That first rough version of the sport was very different from the version we know today, and the equipment used reflected this. At first, the bottoms were left in the peach baskets, meaning the ball had to be manually retrieved after each point was scored. The bottoms were eventually removed, and the ball was poked out with a long dowel. The first “basketball” was not even a basketball; it was a soccer ball. The peach baskets remained in use all the way through 1906, when they were replaced with metal hoops and backboards. The first basketballs produced were brown, and the orange ball that is so widely used today was not introduced until the 1950s.
The high-speed pace of the game fans are accustomed to today did not exist as well. Dribbling was not originally a part of basketball, and the bounce pass was the only time the ball actually touched the floor. When dribbling was finally introduced, it was hampered by the asymmetrical shape of the early balls. It was not until around 1950, when manufacturing improved the shape of the ball, that dribbling became a major component of the game. The first official game of basketball ever played reflects how far the game has come over the years. It was played at the YMCA gymnasium in Albany, New York, on January 20, 1892. The game featured nine players and ended with a score of 1-0. The game was won on a 25-foot shot on a court nearly half the size of a present-day National Basketball Association court.

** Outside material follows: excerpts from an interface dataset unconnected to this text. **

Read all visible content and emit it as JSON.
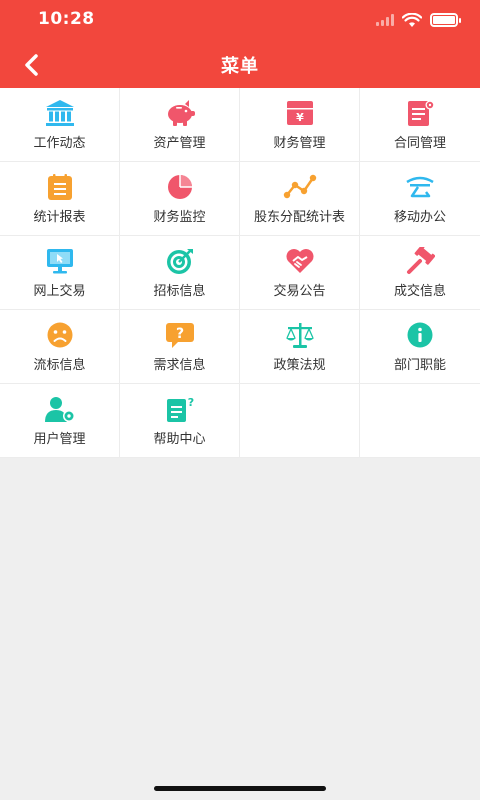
{
  "status_bar": {
    "time": "10:28"
  },
  "nav": {
    "title": "菜单",
    "back_icon": "chevron-left-icon"
  },
  "colors": {
    "header": "#f2473d"
  },
  "menu": {
    "items": [
      {
        "label": "工作动态",
        "icon": "bank-icon",
        "color": "#2fb8ee"
      },
      {
        "label": "资产管理",
        "icon": "piggy-bank-icon",
        "color": "#f0566b"
      },
      {
        "label": "财务管理",
        "icon": "yen-box-icon",
        "color": "#f0566b"
      },
      {
        "label": "合同管理",
        "icon": "contract-doc-icon",
        "color": "#f0566b"
      },
      {
        "label": "统计报表",
        "icon": "report-list-icon",
        "color": "#f7a130"
      },
      {
        "label": "财务监控",
        "icon": "pie-chart-icon",
        "color": "#f0566b"
      },
      {
        "label": "股东分配统计表",
        "icon": "trend-line-icon",
        "color": "#f7a130"
      },
      {
        "label": "移动办公",
        "icon": "cloud-text-icon",
        "color": "#2fb8ee"
      },
      {
        "label": "网上交易",
        "icon": "monitor-cursor-icon",
        "color": "#2fb8ee"
      },
      {
        "label": "招标信息",
        "icon": "target-icon",
        "color": "#1bc4a6"
      },
      {
        "label": "交易公告",
        "icon": "heart-handshake-icon",
        "color": "#f0566b"
      },
      {
        "label": "成交信息",
        "icon": "gavel-icon",
        "color": "#f0566b"
      },
      {
        "label": "流标信息",
        "icon": "sad-face-icon",
        "color": "#f7a130"
      },
      {
        "label": "需求信息",
        "icon": "question-bubble-icon",
        "color": "#f7a130"
      },
      {
        "label": "政策法规",
        "icon": "balance-scale-icon",
        "color": "#1bc4a6"
      },
      {
        "label": "部门职能",
        "icon": "info-circle-icon",
        "color": "#1bc4a6"
      },
      {
        "label": "用户管理",
        "icon": "user-gear-icon",
        "color": "#1bc4a6"
      },
      {
        "label": "帮助中心",
        "icon": "help-doc-icon",
        "color": "#1bc4a6"
      }
    ]
  }
}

Today, basketball is a sport played around the world, both indoors and out, by people of all ages. The game is huge internationally, with countries such as Argentina, China, France, and Italy naming it as their most popular sport. It remains wildly popular in the United States as well, with high school basketball tournaments, NCAA “March Madness,” the NBA playoffs and finals, and even the Olympic games providing thrills for even the most casual of fans. Dr. Naismith could hardly have envisioned what the game would become when he nailed that first peach basket up. Not bad for just another rainy day activity.